### Web page and app entries
========

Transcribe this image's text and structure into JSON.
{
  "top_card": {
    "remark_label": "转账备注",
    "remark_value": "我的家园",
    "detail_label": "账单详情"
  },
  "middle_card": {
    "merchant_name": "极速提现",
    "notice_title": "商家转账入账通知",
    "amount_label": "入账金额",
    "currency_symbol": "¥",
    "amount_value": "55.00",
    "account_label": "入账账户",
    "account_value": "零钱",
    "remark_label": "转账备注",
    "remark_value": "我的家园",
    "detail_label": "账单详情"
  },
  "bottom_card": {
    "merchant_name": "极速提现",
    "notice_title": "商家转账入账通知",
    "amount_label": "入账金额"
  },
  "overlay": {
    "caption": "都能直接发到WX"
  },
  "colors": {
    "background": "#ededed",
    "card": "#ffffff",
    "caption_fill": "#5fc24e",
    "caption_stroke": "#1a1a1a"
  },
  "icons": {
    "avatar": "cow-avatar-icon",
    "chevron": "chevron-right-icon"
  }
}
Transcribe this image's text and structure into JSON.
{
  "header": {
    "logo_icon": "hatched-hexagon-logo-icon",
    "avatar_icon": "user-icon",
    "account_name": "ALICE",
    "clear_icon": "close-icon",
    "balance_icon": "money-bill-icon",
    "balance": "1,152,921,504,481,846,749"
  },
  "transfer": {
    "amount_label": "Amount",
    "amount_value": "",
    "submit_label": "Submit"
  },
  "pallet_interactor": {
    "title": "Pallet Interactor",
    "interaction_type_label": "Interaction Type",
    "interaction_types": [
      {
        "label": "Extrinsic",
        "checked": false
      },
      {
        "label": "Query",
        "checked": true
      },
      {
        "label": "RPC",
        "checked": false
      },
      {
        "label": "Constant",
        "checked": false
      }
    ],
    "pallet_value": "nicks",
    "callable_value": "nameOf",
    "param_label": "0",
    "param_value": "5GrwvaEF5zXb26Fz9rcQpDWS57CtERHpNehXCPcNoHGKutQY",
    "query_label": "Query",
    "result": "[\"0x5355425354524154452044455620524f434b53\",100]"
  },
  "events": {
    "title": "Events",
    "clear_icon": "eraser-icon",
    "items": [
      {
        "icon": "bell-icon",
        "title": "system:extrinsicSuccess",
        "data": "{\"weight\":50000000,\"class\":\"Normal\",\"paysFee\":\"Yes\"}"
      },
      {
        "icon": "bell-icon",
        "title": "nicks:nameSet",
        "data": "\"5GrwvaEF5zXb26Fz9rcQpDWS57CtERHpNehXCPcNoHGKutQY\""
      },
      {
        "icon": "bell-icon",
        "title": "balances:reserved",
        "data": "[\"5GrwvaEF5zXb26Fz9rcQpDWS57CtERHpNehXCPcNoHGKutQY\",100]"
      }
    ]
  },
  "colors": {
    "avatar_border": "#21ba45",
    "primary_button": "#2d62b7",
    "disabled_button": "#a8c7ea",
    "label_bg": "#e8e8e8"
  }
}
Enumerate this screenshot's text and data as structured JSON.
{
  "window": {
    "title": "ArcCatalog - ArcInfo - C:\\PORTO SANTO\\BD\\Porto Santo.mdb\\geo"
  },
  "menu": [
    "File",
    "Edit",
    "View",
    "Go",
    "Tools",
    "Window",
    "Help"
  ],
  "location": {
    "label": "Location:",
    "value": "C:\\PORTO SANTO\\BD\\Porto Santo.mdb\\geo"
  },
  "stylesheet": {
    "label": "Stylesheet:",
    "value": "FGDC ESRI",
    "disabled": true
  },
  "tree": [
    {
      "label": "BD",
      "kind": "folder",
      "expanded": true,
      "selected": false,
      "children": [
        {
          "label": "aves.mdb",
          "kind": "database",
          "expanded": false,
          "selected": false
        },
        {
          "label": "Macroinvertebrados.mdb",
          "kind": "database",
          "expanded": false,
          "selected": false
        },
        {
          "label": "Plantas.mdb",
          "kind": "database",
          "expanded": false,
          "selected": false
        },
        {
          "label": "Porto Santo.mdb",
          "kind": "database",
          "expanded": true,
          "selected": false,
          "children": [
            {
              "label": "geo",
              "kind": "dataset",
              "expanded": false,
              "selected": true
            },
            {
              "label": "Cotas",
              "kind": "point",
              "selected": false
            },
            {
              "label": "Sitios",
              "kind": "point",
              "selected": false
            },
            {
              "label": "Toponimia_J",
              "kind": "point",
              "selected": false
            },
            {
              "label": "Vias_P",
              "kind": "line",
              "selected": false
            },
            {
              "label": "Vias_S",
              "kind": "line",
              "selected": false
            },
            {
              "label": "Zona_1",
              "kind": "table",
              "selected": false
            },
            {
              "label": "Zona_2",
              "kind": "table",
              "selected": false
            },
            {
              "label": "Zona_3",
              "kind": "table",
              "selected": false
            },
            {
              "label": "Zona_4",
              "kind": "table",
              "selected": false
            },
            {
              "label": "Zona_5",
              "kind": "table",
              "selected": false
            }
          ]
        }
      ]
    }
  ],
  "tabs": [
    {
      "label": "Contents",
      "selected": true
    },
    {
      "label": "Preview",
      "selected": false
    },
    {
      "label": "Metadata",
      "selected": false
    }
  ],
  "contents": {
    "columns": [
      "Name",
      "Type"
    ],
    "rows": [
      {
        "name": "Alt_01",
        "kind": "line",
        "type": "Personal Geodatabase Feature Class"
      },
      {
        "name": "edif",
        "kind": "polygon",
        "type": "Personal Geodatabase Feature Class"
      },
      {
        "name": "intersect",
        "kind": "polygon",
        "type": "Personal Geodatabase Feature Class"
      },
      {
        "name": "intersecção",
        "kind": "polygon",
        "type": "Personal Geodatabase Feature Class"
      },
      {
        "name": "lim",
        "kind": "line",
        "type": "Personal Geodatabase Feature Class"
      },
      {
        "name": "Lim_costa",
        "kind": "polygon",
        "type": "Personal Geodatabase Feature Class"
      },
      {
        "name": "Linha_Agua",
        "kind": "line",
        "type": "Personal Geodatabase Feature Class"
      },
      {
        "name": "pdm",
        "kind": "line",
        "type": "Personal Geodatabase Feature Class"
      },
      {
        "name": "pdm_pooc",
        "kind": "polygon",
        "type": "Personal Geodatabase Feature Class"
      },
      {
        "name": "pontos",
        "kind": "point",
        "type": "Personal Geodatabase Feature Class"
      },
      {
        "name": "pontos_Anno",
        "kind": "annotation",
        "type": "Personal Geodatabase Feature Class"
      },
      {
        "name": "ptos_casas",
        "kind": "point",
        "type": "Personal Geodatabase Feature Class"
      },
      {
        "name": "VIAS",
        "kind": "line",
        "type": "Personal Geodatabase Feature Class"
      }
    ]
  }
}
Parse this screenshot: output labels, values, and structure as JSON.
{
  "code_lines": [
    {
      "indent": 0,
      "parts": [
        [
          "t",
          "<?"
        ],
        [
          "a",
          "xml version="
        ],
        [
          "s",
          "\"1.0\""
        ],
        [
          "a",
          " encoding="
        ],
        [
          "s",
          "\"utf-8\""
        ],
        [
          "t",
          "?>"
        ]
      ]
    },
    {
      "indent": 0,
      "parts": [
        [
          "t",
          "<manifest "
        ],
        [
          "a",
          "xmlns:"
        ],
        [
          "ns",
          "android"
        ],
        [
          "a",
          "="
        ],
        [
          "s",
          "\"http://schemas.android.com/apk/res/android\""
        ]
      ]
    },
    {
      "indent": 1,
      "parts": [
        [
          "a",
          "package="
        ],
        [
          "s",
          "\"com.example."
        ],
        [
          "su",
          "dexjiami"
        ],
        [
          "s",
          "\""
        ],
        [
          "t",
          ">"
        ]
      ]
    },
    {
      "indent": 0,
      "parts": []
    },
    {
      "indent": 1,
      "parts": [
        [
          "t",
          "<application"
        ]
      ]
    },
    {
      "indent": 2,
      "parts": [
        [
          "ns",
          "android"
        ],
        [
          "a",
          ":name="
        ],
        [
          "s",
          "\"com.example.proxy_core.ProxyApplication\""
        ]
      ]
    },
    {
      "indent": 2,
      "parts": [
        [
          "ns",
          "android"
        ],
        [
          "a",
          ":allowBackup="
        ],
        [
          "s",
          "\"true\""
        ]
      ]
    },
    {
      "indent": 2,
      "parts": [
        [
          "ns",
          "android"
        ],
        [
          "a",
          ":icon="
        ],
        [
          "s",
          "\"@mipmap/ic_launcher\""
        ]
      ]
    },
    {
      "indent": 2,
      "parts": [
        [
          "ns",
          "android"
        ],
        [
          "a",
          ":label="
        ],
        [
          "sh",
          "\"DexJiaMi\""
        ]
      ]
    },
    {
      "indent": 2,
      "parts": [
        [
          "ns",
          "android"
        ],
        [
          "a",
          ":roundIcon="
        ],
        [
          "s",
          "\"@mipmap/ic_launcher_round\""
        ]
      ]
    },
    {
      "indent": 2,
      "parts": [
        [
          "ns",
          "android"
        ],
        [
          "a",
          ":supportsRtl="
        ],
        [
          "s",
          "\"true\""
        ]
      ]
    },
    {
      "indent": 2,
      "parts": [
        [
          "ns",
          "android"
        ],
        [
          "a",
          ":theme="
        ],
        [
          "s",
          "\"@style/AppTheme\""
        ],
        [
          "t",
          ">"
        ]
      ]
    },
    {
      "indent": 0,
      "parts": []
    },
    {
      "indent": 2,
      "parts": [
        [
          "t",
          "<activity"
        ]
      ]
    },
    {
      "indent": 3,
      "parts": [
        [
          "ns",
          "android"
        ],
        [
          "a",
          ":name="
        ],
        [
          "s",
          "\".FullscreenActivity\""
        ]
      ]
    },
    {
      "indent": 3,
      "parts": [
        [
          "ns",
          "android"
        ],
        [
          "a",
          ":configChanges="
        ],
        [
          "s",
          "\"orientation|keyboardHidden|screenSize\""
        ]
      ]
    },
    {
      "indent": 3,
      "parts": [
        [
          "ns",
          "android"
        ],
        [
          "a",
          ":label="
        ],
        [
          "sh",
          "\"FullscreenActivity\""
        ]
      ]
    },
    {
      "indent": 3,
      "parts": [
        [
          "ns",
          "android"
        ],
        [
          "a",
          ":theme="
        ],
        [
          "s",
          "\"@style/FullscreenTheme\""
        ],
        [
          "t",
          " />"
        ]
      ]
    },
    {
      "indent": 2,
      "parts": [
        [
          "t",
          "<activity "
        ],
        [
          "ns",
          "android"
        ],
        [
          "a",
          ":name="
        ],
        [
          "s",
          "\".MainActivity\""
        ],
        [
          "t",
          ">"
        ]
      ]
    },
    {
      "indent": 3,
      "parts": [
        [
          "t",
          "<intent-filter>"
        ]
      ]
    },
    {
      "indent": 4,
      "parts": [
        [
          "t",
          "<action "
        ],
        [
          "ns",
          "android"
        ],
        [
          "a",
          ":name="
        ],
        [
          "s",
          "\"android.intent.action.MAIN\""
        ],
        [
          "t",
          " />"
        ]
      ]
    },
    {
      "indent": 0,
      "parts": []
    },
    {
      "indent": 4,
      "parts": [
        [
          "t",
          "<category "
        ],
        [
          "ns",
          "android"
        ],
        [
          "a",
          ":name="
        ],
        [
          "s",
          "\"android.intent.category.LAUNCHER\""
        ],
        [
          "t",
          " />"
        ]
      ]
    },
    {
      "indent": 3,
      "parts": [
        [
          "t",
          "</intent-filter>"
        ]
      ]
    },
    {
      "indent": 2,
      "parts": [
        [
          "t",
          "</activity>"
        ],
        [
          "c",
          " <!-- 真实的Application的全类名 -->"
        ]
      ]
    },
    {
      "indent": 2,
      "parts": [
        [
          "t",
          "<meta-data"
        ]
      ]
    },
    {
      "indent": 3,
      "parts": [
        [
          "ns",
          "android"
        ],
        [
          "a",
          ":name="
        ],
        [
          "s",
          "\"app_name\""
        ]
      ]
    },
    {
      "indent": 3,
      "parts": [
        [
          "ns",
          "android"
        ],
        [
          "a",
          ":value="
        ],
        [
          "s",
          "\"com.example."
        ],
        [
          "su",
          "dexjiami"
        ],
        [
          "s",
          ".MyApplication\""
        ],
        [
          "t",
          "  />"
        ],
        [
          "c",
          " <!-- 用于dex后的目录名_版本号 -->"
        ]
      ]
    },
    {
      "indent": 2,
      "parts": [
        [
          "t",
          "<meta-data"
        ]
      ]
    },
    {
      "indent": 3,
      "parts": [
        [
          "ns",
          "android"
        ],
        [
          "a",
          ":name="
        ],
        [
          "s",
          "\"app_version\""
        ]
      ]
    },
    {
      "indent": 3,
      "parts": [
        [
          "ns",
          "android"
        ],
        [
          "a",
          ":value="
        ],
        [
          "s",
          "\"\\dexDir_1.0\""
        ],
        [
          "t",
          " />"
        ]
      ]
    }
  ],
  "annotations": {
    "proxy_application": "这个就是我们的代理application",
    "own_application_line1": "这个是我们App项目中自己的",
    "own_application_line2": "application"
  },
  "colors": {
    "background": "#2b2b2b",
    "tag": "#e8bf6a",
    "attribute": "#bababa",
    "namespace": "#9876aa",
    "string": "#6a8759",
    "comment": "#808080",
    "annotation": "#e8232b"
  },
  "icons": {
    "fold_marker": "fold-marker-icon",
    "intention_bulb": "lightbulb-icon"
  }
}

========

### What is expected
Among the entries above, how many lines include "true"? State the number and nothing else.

### Task solution
8